At the end of 2017 it was revealed that Procurement fraud costs the NHS £252m. Prevention is key to reduce this, what can procurement professionals do to tackle this?
The most important tool that procurement professionals can use to tackle fraud is board-level support. It is essential that NHS bodies build a foundation of good governance right through their organisations. Good governance leads to transparency in procurement policies and the decisions and processes used to arrive at decisions.
Procurement professionals should champion and raise awareness of the procurement process and stress the importance of their policies to their board and staff across the health body. Purchasing that happens outside the correct procurement channels invites the risk of contract short-cuts, reduced scrutiny and the potential of collusion that would otherwise be prevented if the correct procedures were followed.
The levels of fraud reporting within procurement are very low but it is a huge area of spend and activity, crossing all sectors of the NHS. The NHSCFA estimates that in 2015-16, the loss to procurement fraud was £252m. It is therefore important to raise awareness of procurement fraud so staff are able to spot and report instances of fraud through the right channels.
We are happy to announce the relaunch of guidance documents on prevention and detection of “pre-contract procurement fraud and corruption”, and “invoice fraud”. These guidance documents will shortly be published on the NHSCFA’s website. Procurement professionals should read, implement and promote this guidance.
Your organisation is speaking at this year’s P4H event, why is it important for the NHSCFA to attend this year’s P4H event?
It is important for our organisation to meet with procurement experts and people in the sector to raise awareness of what is happening in the NHS and healthcare service in regards to not only procurement fraud but NHS fraud in general. We need to be having those conversations with people in the sector and we need to work collaboratively to help tackle fraud, bribery and corruption.

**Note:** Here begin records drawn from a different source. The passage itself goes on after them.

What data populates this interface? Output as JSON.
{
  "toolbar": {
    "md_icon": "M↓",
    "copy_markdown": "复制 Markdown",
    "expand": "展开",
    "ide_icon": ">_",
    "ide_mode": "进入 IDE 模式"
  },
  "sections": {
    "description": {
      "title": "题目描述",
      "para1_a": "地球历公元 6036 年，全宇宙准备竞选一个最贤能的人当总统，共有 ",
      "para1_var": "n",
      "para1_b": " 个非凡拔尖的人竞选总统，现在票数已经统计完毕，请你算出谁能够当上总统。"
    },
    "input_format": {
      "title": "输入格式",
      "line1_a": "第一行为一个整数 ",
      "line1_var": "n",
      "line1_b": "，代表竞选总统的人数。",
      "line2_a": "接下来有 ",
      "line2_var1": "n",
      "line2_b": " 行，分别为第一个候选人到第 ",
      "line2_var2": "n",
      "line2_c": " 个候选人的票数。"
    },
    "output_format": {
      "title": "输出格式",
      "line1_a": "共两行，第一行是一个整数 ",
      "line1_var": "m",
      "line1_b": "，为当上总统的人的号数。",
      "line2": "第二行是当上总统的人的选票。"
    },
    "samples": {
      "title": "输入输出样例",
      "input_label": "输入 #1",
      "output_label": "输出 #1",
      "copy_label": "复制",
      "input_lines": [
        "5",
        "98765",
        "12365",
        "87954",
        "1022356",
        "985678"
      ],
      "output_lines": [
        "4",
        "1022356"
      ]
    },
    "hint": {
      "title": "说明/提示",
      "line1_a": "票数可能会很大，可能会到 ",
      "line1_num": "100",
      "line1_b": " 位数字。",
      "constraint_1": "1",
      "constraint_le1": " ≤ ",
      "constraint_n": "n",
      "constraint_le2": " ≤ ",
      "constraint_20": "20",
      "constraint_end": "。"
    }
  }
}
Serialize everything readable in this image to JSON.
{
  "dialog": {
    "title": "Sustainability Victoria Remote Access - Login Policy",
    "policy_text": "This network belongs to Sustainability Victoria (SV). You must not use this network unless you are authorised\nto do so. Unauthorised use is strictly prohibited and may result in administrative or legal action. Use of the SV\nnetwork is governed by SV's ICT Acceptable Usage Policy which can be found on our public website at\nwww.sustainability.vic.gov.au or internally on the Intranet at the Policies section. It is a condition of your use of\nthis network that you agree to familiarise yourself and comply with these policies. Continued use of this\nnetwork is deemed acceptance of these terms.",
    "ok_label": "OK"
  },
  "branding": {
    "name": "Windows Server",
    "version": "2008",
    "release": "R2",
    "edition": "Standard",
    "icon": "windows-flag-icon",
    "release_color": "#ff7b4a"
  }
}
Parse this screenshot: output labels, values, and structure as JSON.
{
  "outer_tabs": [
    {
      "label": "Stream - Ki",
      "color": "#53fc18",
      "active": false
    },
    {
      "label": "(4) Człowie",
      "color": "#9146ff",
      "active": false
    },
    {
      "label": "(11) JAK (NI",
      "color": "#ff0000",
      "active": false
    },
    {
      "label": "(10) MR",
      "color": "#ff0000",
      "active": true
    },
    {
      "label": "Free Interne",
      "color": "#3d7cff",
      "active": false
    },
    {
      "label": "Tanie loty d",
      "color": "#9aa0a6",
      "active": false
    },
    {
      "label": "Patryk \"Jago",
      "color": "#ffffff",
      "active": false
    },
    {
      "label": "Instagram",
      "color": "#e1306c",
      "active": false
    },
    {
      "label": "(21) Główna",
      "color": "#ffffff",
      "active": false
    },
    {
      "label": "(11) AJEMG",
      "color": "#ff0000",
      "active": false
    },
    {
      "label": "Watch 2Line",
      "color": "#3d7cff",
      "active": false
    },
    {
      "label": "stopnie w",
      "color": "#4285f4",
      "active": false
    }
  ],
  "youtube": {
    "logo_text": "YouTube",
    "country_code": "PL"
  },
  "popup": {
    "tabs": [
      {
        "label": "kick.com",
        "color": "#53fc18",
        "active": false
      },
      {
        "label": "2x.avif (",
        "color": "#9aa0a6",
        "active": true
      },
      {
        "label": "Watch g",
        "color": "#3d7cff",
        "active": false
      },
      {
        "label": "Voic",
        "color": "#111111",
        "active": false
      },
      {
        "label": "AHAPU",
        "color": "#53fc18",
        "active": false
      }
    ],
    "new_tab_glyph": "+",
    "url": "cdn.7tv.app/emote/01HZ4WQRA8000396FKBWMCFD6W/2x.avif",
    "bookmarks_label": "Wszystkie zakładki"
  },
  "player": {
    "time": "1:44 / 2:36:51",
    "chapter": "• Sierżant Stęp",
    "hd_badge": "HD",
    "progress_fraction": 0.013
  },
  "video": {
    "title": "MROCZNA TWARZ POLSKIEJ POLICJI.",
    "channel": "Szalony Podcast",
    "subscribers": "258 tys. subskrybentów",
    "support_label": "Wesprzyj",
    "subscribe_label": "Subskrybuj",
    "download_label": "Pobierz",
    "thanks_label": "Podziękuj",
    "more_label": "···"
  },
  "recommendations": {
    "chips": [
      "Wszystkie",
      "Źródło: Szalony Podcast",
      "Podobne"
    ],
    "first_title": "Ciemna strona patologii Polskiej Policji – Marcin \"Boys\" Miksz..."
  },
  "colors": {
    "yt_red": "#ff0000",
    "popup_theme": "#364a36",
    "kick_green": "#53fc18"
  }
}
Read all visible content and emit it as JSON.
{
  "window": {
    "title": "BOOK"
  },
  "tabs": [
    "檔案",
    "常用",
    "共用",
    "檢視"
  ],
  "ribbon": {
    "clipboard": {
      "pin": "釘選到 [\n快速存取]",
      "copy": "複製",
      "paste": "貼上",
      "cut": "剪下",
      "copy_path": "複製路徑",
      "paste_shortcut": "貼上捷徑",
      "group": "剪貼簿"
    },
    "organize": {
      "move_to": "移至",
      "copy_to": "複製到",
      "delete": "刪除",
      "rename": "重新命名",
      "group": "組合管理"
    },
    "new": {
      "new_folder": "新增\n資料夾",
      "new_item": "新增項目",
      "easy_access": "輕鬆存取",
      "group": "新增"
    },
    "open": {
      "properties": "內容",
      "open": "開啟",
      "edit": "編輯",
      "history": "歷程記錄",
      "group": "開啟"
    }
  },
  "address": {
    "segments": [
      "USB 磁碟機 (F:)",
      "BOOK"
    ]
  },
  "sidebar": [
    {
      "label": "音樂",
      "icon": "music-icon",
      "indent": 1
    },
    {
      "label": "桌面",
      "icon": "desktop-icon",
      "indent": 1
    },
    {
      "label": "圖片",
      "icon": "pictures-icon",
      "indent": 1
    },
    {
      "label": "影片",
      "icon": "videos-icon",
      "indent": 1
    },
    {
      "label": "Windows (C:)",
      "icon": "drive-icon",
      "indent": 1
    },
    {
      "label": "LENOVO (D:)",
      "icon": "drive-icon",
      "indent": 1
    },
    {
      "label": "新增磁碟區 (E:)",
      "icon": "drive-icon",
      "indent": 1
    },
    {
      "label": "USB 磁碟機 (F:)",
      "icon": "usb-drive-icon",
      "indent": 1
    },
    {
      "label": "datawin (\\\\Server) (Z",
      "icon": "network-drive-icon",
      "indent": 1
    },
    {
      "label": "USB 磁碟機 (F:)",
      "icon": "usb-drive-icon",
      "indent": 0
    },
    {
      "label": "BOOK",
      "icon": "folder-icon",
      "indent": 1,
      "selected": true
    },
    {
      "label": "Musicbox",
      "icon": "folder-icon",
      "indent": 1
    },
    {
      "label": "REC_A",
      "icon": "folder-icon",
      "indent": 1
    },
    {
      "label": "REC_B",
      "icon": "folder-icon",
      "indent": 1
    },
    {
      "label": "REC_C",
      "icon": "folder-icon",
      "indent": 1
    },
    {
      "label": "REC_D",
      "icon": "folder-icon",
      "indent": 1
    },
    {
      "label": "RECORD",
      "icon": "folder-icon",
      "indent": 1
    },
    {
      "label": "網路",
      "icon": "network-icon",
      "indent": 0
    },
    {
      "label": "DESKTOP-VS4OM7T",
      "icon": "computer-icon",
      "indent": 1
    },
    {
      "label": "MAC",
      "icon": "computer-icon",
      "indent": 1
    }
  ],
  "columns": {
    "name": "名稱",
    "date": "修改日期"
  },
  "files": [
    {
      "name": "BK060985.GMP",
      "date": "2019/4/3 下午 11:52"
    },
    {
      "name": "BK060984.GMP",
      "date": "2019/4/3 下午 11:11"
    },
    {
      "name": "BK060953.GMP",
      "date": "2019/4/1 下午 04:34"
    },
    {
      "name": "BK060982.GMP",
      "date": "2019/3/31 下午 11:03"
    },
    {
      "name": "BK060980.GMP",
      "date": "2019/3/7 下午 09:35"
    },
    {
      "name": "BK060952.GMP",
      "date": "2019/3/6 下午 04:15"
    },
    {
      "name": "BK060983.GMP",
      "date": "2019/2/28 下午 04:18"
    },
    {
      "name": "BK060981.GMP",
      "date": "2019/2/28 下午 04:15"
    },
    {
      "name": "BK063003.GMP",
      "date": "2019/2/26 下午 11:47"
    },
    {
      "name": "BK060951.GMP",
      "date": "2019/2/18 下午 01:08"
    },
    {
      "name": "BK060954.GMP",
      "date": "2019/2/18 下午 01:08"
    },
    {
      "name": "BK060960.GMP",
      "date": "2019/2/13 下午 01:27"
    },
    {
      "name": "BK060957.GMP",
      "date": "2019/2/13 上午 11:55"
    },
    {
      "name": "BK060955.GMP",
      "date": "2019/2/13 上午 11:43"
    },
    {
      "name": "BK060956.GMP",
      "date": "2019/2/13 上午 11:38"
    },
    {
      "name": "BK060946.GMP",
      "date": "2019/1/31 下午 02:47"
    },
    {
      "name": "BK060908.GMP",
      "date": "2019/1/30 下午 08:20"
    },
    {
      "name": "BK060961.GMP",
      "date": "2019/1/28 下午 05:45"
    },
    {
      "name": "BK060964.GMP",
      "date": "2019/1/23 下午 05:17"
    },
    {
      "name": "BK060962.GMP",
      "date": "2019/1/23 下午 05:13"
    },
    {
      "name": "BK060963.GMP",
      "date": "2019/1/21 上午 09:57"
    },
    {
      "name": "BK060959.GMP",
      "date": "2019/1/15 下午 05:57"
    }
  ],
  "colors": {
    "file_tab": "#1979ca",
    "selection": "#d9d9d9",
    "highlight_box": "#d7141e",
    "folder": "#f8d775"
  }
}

It is a billion pound problem, so we need to be engaging with everyone and anyone who will listen, especially those who work in the sectors that are particularly affected.
Secure your place at P4H 2018
Don’t miss Oliver Stopnitzky’s “Procurement Fraud in the NHS” training session which is taking place in the Keynote Arena at 12.50 on 12 July 2018.
Tickets are complimentary for public sector delegates and cost only £95.00 for the private sector.
Book now and join 1,400 delegates at NEC Birmingham on 12 July.